Attorney General’s Office finds Gilbert mayor, council member violated open meeting law

Gilbert Public Safety Training Facility exterior with town of Gilbert logo
The logo on the Gilbert Public Safety Training Facility was at the subject of emails that the Arizona Attorney General's Office says violated the state's opening meeting law. (Tom Blodgett/Community Impact Newspaper)

The logo on the Gilbert Public Safety Training Facility was at the subject of emails that the Arizona Attorney General's Office says violated the state's opening meeting law. (Tom Blodgett/Community Impact Newspaper)

Gilbert Mayor Brigette Peterson and Council Member Scott Anderson were found to have violated Arizona’s open meeting law in an email discussion about the town logo’s placement on the Public Safety Training Facility.

The finding comes from the Arizona Attorney General’s Office in a letter from Assistant Attorney General Katherine Jessen to the Gilbert Town Council and Town Attorney Christopher Payne.

As a remedy, Jessen directed that the contents of the violation letter be shared with the public at an upcoming council meeting and that any statement read to the public then must be approved by the Attorney General’s Office.

Arizona’s open meeting law requires that meetings of public bodies be conducted openly and that notices and agendas be provided for such meetings that inform the public of the matters to be discussed, according to the Arizona Ombudsman’s Office.

Jessen’s letter notes that meetings include any one-way communication from a member of a public body to a quorum of members of the body that involves a discussion, deliberation or taking of legal action by the body in a matter that is likely to come before the body for action.
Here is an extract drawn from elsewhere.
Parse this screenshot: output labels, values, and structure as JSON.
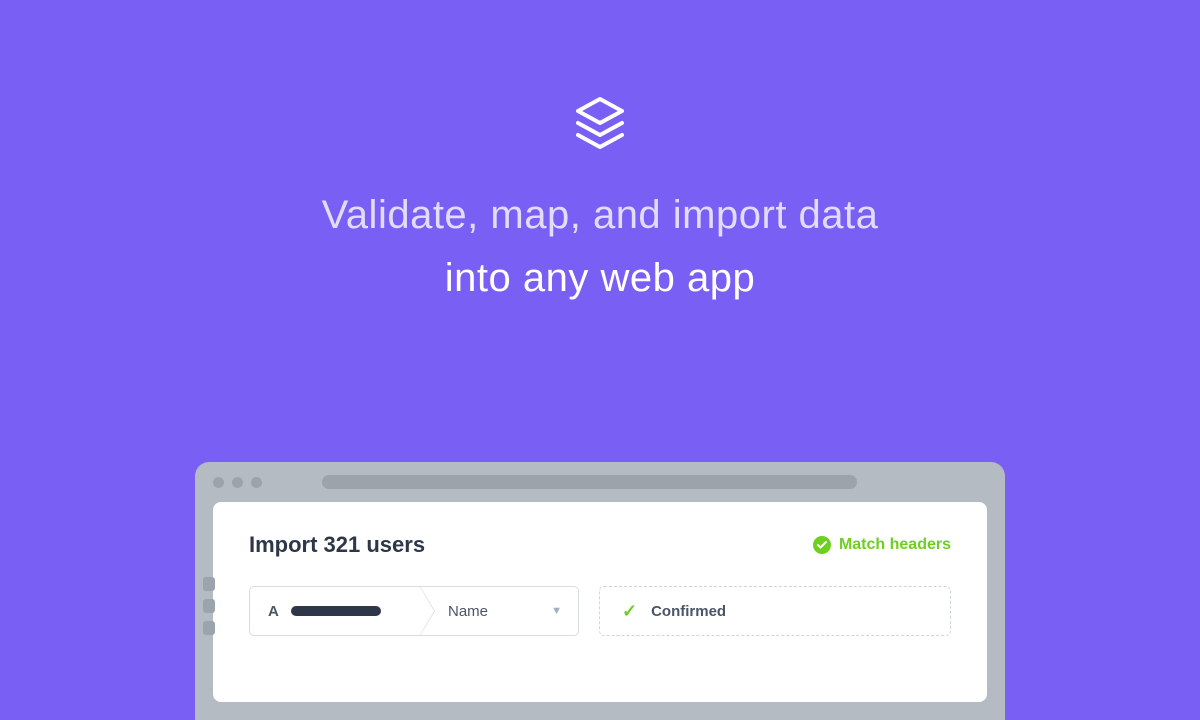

However, just asking for an item to be put on an agenda is not a violation.


In the Gilbert case, Peterson emailed the council May 17, 2021, asking for their thoughts on the spending of funds for putting the logo on the PSTF exterior and whether that was an appropriate use of town funds.

Peterson has frequently publicly expressed a disdain for the new logo, which was unveiled in 2020 for the town’s centennial.

“I know I was told to ‘move on’ and ‘get over it’ but there are things happening with this logo that are not appropriate and I’m appalled,” Peterson wrote in the email.

Anderson replied to all on the email the next morning, stating his understanding of what council agreed to for logo use and that he was not surprised by the usage.

“I hope we can just move on,” Anderson concluded.

Anderson acknowledged the violation in a text message to Community Impact Newspaper.

"I pushed 'reply all,' which sent it to the entire council," Anderson wrote. "I know better than to do that, but I did and take responsibility for doing it."


Two other council members replied but not to a quorum of the council.

Council Member Laurin Hendrix opened in a reply only to Peterson that “we need to be careful about open meeting laws” then wrote that it appeared council’s past direction had not been followed.

Peterson replied to Hendrix, “Thank you, I assumed people would write back individually.”

Council Member Scott September did not reply to Peterson, but forwarded the email to Town Manager Patrick Banger, without copying anyone, that he was “deeply concerned” about the logo’s placement on the facility.

Independently of that, Banger, who was included on the original email, forwarded it to Payne and suggested that council members be advised not to reply all on the email because of open meeting law. However, Anderson had already done so moments before Banger sent his email.

In an email to Jessen dated Oct. 27, Payne sent copies of all the emails to the Attorney General’s Office and noted he and Town Clerk Chaveli Herrera had scheduled training on open meeting law for the town council retreat in November.

Payne wrote that in his capacity as town attorney, his “advice is construed in favor of open and public access to records and meetings.”

Jessen’s letter April 14 stated that she considered the training, as well as the readily available documentation of any other violations and council’s response, in determining the remedy.

In an email to Community Impact Newspaper, town spokeswoman Jennifer Harrison wrote that the Town Attorney’s Office has advised that this will be put on a future town council agenda as required by the letter. Peterson said she would withhold any comment until then.

Jessen concluded her letter noting that it related only to the disposition of the complaint and is not a formal opinion of the Attorney General’s Office and should not be cited as authority in other matters.


Calls to the Attorney General’s Office were not immediately returned.
By Tom Blodgett

Editor, Gilbert

Raised in Arizona, Tom Blodgett has spent more than 30 years in journalism in Arizona and joined Community Impact Newspaper in July 2018 to launch the Gilbert edition. He is a graduate of Arizona State University, where he served as an instructional professional in the Walter Cronkite School of Journalism and Mass Communication from 2005-19 and remains editorial adviser to The State Press, the university's independent student media outlet.